The older we get, the harder it becomes to start new habits...and break old ones. We begin in earnest, but soon we fall back; the good seem to slip, and the bad seem to creep in. The best way to keep yourself accountable is to ask yourself this simple question (looking into a mirror is optional):
Am I doing what I want?
I spent some time last week making a few DIY journals, and it made me think a bit about why I always have a stack of them filling my shelf. After looking through a few in the pile, I decided yes, they're definitely worth the effort. Here are a few reasons why.
Let your big goals be long ones.
Don't think: "I want to write a book."
Instead think: "I am going to work on a book this year, and next year, and the year after that."
It's empowering to shift your timeframes this way, and I encourage you to try it. Here's why:
Long-term goals are commitments
Short term goals are small aspirations. They're about things you want, not about the person you want to become. When you let yourself to approach something over a period of years, or even decades, you make bigger choices and commitments about who you want to be.
Here we are, staring at three months of sun, long evenings, and plenty of ways to spend your time. Don’t let this time slip away without a plan; make yourself a summer bucket list and you’ll swing into the season with some great stories and a bit more character under your belt.
We’re all told today how to act like a man. It’s ingrained in our movies, our music, even our weekly basketball pick-up games. If there's a more meaningless phrase a kid hears growing up than "be a man"... it's news to me as a now adult male.

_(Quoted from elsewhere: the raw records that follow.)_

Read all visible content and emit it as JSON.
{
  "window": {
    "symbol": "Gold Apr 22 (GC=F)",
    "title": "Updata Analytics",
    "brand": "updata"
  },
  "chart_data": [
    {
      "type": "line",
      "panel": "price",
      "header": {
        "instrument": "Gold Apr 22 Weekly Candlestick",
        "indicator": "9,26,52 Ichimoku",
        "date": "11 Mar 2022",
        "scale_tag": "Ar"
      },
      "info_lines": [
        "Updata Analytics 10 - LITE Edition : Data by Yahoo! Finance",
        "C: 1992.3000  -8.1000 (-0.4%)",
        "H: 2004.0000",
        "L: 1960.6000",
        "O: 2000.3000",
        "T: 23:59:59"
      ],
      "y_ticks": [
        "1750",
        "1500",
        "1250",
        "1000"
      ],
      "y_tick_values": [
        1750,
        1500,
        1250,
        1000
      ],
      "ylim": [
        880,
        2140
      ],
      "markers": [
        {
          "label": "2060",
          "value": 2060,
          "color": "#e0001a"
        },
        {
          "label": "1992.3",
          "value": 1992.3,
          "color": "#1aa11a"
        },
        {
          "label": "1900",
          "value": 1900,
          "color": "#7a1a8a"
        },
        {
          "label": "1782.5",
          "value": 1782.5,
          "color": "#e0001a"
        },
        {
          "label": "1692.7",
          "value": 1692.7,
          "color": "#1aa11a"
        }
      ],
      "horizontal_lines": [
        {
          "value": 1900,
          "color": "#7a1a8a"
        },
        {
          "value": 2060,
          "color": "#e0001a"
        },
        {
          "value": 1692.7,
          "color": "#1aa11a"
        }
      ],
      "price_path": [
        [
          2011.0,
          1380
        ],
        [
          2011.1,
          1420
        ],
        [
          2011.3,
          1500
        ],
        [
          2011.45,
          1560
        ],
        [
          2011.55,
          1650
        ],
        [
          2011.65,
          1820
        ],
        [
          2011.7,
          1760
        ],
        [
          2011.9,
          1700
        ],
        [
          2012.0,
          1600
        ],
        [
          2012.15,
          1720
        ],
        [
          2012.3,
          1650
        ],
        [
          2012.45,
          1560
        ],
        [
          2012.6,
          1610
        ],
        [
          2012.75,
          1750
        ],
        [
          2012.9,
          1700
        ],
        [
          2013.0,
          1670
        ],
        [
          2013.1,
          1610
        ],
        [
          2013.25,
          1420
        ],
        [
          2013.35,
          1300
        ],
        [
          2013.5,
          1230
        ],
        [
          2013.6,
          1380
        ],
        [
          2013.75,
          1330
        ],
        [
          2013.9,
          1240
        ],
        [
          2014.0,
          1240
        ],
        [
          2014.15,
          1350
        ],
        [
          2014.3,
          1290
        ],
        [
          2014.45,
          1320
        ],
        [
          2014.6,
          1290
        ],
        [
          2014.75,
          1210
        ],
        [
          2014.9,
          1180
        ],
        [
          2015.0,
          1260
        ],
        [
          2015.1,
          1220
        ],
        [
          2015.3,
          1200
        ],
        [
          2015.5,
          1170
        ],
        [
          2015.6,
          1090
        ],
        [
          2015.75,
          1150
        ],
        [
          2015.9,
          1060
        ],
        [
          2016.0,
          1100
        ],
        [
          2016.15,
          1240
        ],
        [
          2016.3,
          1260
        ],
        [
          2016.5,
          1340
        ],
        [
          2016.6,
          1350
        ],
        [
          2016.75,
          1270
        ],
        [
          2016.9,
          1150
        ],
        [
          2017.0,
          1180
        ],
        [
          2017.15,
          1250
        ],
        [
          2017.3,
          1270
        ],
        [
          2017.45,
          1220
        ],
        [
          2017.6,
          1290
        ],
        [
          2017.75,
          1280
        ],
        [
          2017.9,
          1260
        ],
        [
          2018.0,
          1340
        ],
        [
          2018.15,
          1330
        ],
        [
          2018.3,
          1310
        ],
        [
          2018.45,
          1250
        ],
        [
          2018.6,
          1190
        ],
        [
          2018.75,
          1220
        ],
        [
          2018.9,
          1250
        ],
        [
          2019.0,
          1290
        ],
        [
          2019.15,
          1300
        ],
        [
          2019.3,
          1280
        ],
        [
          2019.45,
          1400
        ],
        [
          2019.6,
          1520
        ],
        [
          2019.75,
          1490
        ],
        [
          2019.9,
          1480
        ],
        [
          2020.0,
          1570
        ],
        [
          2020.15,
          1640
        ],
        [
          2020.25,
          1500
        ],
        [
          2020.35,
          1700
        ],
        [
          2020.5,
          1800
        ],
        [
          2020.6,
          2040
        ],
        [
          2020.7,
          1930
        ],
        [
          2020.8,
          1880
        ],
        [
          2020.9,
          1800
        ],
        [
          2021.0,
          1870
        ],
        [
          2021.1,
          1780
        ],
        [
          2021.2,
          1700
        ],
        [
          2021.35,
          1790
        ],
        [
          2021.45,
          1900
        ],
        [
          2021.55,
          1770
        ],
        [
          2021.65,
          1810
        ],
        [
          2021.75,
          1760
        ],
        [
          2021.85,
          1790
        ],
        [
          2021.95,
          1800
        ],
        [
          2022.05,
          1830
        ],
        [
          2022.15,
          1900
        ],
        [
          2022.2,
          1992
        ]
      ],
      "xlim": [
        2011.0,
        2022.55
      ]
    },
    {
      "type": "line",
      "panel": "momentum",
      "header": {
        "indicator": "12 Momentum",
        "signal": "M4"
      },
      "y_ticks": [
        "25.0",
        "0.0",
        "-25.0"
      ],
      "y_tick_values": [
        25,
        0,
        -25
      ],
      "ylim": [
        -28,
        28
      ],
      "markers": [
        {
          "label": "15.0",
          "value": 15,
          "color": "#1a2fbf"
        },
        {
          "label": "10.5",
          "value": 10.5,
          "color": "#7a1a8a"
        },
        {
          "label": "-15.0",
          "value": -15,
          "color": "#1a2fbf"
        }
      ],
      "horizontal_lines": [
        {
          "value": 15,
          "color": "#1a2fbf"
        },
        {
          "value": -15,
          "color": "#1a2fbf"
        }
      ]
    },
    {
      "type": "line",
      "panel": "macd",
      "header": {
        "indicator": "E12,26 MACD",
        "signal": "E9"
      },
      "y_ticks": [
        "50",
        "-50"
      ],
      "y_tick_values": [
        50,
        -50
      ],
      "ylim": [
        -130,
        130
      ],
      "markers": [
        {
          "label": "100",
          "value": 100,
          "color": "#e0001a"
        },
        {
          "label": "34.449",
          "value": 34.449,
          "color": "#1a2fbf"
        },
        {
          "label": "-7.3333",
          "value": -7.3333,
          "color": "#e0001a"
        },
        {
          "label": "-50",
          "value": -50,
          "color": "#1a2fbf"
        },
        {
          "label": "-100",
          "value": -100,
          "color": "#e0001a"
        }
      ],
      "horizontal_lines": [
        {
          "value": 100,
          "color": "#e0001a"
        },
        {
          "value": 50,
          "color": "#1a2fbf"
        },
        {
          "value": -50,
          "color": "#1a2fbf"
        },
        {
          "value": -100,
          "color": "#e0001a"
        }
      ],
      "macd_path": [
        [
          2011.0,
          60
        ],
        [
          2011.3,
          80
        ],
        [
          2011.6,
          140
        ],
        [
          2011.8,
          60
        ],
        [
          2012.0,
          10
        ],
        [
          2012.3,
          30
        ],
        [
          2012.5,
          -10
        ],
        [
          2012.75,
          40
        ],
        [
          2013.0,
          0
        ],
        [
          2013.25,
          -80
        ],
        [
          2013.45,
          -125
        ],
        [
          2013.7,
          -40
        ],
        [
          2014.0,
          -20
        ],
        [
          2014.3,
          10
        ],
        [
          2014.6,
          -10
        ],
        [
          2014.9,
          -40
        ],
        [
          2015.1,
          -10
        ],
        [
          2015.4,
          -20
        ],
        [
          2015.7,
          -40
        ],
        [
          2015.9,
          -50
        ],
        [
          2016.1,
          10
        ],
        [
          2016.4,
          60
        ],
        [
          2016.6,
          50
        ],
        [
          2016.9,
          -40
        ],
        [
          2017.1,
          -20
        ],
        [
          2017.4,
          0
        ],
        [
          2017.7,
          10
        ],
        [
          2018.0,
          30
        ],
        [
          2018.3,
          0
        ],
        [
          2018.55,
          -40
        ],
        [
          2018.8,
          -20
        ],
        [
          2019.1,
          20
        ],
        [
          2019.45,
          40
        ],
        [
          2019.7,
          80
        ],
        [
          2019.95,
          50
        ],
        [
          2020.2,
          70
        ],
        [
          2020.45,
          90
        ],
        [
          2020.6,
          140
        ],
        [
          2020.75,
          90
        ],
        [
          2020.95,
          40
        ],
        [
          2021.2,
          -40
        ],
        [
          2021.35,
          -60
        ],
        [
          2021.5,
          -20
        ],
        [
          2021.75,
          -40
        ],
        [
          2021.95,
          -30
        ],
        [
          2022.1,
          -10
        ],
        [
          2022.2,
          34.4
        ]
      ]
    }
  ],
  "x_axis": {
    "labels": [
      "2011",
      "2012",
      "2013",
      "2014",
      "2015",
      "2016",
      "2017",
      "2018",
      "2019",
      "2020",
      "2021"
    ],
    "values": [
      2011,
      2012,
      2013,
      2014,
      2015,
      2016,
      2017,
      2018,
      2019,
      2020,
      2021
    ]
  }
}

This week last year, I was writing about my 2015 goals. Looking back, I ticked plenty of things off my list. At the same time, I missed completely on a few big goals, specifically the outdoor side of things. Here's a new approach to set up this next year right.